FROM THE FRENCH OF CLOTILDE DE SURVILLE.
Sweet babe ! true portrait of thy father's face,
Sleep on the bosom, that thy lips have pressed ! Sleep, little one; and closely, gently place
Thy drowsy eyelid on thy mother's breast.
Upon that tender eye, my little friend,
Soft sleep shall come, that cometh not to me! I watch to see thee, nourish thee, defend; —
’T is sweet to watch for thee,-alone for thee.
His arms fall down ; sleep sits upon his brow;
His eye is closed; he sleeps, nor dreams of harm. Wore not his cheek the apple’s ruddy glow,
you not say he slept on Death's cold arm?
Awake, my boy!-- I tremble with affright!
Awake, and chase this fatal thought !- unclose Thine
but for one moment on the light ! Even at the price of thine, give me repose !
Sweet error ! — he but slept, — I breathe again ; —
Come gentle dreams, the hour of sleep beguile ! O! when shall he, for whom I sigh in vain,
Beside me watch to see thy waking smile?
FROM THE ANGLO-SAXON.
For thee was a house built
Ere thou wert born,
For thee was a mould meant
Ere thou of mother camest.
But it is not made ready,
Nor is it seen
How long it shall be.
Now I bring thee
Now I shall measure thee,
And the mould afterwards.
Thy house is not
Doorless is that house,
There thou art fast detained, And Death hath the key. Loathsome is that earth-house, And grim within to dwell. There thou shalt dwell,

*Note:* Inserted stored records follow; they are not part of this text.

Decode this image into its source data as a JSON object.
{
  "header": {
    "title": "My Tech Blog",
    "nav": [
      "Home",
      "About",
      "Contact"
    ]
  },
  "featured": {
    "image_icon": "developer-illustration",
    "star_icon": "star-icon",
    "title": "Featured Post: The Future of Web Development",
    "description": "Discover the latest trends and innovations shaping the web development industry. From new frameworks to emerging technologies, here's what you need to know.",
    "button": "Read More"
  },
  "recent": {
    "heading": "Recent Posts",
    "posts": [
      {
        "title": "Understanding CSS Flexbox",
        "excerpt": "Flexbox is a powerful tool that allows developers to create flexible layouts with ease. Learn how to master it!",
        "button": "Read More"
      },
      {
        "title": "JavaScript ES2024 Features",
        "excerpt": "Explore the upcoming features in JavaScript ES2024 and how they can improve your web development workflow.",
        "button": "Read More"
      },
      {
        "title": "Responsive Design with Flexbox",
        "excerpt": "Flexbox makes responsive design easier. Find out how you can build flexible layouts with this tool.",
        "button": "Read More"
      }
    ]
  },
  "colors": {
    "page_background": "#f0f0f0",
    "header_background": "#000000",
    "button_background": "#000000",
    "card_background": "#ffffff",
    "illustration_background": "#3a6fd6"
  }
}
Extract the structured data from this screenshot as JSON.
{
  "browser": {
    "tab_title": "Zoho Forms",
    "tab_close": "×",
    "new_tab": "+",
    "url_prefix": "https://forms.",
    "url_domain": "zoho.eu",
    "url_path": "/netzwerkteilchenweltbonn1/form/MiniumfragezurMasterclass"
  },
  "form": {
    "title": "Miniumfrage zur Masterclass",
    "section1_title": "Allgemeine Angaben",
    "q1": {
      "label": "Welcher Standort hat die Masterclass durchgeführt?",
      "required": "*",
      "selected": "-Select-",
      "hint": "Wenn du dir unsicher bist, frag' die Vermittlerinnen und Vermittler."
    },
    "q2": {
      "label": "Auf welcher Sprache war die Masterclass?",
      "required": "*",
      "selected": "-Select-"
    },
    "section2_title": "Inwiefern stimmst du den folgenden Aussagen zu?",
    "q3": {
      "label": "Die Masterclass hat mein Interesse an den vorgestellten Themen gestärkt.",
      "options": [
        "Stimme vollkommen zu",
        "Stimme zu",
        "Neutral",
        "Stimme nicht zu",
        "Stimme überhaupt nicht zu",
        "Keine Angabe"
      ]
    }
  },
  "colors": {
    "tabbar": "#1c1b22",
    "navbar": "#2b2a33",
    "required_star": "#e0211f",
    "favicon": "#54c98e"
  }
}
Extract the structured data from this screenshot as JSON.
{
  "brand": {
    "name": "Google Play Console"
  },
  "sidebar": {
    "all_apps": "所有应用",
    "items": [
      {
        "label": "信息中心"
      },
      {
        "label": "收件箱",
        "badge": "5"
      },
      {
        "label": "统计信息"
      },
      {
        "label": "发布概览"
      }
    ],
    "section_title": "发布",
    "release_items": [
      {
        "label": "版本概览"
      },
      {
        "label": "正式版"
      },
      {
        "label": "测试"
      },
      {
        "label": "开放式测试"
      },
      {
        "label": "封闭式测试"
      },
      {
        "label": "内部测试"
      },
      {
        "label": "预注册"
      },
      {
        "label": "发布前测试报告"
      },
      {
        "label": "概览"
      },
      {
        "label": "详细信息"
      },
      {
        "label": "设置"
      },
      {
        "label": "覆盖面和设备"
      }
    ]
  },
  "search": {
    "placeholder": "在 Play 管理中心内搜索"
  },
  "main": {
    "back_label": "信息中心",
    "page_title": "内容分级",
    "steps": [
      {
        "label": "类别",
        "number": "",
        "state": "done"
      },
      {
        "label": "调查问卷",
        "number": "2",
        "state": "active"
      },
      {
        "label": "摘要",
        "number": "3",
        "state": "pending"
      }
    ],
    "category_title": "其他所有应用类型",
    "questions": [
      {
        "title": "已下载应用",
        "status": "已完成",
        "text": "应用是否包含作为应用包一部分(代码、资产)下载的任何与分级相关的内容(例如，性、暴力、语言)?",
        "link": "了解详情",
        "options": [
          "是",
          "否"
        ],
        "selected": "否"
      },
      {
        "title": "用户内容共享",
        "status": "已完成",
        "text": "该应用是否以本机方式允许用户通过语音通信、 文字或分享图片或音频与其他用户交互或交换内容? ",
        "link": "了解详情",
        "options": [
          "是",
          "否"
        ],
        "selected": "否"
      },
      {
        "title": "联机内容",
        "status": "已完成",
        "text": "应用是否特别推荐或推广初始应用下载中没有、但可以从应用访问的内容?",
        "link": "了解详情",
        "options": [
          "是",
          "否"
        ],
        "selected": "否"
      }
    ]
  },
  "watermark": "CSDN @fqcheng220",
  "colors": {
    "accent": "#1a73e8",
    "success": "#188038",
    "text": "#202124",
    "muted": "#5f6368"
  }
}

And worrns shall divide thee.
Thus thou art laid,
Who will ever see
The door for thee
And descend after thee,
And hateful to see.